Input material Start Marker
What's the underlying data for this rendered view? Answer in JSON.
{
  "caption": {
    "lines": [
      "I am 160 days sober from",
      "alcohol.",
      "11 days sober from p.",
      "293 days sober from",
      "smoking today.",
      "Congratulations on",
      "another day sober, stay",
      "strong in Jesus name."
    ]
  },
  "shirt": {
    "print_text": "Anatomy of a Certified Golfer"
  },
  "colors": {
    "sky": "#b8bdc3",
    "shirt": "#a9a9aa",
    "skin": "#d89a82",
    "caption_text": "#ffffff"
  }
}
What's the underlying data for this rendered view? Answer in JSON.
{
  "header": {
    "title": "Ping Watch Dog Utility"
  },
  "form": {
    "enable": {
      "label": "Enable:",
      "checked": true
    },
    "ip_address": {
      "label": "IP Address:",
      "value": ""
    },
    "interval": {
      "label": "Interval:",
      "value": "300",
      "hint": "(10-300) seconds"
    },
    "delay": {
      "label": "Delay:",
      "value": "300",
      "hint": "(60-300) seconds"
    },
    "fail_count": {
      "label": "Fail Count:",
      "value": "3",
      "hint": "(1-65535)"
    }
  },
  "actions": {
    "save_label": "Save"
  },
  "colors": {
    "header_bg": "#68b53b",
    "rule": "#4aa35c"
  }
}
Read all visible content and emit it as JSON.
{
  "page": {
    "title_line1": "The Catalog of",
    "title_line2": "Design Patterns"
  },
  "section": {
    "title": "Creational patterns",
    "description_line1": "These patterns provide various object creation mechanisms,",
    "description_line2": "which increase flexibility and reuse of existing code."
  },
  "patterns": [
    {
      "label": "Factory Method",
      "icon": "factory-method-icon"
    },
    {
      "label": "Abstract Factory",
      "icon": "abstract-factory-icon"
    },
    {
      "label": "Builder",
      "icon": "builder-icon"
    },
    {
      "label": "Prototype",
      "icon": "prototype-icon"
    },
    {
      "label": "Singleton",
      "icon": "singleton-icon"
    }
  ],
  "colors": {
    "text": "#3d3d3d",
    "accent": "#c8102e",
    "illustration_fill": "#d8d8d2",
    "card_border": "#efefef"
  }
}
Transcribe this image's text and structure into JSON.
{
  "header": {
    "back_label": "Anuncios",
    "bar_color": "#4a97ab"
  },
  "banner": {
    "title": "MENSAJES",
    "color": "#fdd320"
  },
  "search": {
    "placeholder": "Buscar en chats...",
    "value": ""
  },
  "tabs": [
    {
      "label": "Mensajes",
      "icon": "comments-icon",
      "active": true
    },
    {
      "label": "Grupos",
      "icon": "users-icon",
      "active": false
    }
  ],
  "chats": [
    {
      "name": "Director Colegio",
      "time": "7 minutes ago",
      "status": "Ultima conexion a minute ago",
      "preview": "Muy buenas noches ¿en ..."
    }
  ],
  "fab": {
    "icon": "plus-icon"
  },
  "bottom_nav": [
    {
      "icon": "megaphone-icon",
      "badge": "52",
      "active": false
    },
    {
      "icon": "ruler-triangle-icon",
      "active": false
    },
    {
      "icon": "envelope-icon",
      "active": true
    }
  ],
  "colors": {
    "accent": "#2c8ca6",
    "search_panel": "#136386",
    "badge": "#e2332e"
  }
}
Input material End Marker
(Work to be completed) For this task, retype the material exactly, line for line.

(Result for this task)
What's the underlying data for this rendered view? Answer in JSON.
{
  "caption": {
    "lines": [
      "I am 160 days sober from",
      "alcohol.",
      "11 days sober from p.",
      "293 days sober from",
      "smoking today.",
      "Congratulations on",
      "another day sober, stay",
      "strong in Jesus name."
    ]
  },
  "shirt": {
    "print_text": "Anatomy of a Certified Golfer"
  },
  "colors": {
    "sky": "#b8bdc3",
    "shirt": "#a9a9aa",
    "skin": "#d89a82",
    "caption_text": "#ffffff"
  }
}
What's the underlying data for this rendered view? Answer in JSON.
{
  "header": {
    "title": "Ping Watch Dog Utility"
  },
  "form": {
    "enable": {
      "label": "Enable:",
      "checked": true
    },
    "ip_address": {
      "label": "IP Address:",
      "value": ""
    },
    "interval": {
      "label": "Interval:",
      "value": "300",
      "hint": "(10-300) seconds"
    },
    "delay": {
      "label": "Delay:",
      "value": "300",
      "hint": "(60-300) seconds"
    },
    "fail_count": {
      "label": "Fail Count:",
      "value": "3",
      "hint": "(1-65535)"
    }
  },
  "actions": {
    "save_label": "Save"
  },
  "colors": {
    "header_bg": "#68b53b",
    "rule": "#4aa35c"
  }
}
Read all visible content and emit it as JSON.
{
  "page": {
    "title_line1": "The Catalog of",
    "title_line2": "Design Patterns"
  },
  "section": {
    "title": "Creational patterns",
    "description_line1": "These patterns provide various object creation mechanisms,",
    "description_line2": "which increase flexibility and reuse of existing code."
  },
  "patterns": [
    {
      "label": "Factory Method",
      "icon": "factory-method-icon"
    },
    {
      "label": "Abstract Factory",
      "icon": "abstract-factory-icon"
    },
    {
      "label": "Builder",
      "icon": "builder-icon"
    },
    {
      "label": "Prototype",
      "icon": "prototype-icon"
    },
    {
      "label": "Singleton",
      "icon": "singleton-icon"
    }
  ],
  "colors": {
    "text": "#3d3d3d",
    "accent": "#c8102e",
    "illustration_fill": "#d8d8d2",
    "card_border": "#efefef"
  }
}
Transcribe this image's text and structure into JSON.
{
  "header": {
    "back_label": "Anuncios",
    "bar_color": "#4a97ab"
  },
  "banner": {
    "title": "MENSAJES",
    "color": "#fdd320"
  },
  "search": {
    "placeholder": "Buscar en chats...",
    "value": ""
  },
  "tabs": [
    {
      "label": "Mensajes",
      "icon": "comments-icon",
      "active": true
    },
    {
      "label": "Grupos",
      "icon": "users-icon",
      "active": false
    }
  ],
  "chats": [
    {
      "name": "Director Colegio",
      "time": "7 minutes ago",
      "status": "Ultima conexion a minute ago",
      "preview": "Muy buenas noches ¿en ..."
    }
  ],
  "fab": {
    "icon": "plus-icon"
  },
  "bottom_nav": [
    {
      "icon": "megaphone-icon",
      "badge": "52",
      "active": false
    },
    {
      "icon": "ruler-triangle-icon",
      "active": false
    },
    {
      "icon": "envelope-icon",
      "active": true
    }
  ],
  "colors": {
    "accent": "#2c8ca6",
    "search_panel": "#136386",
    "badge": "#e2332e"
  }
}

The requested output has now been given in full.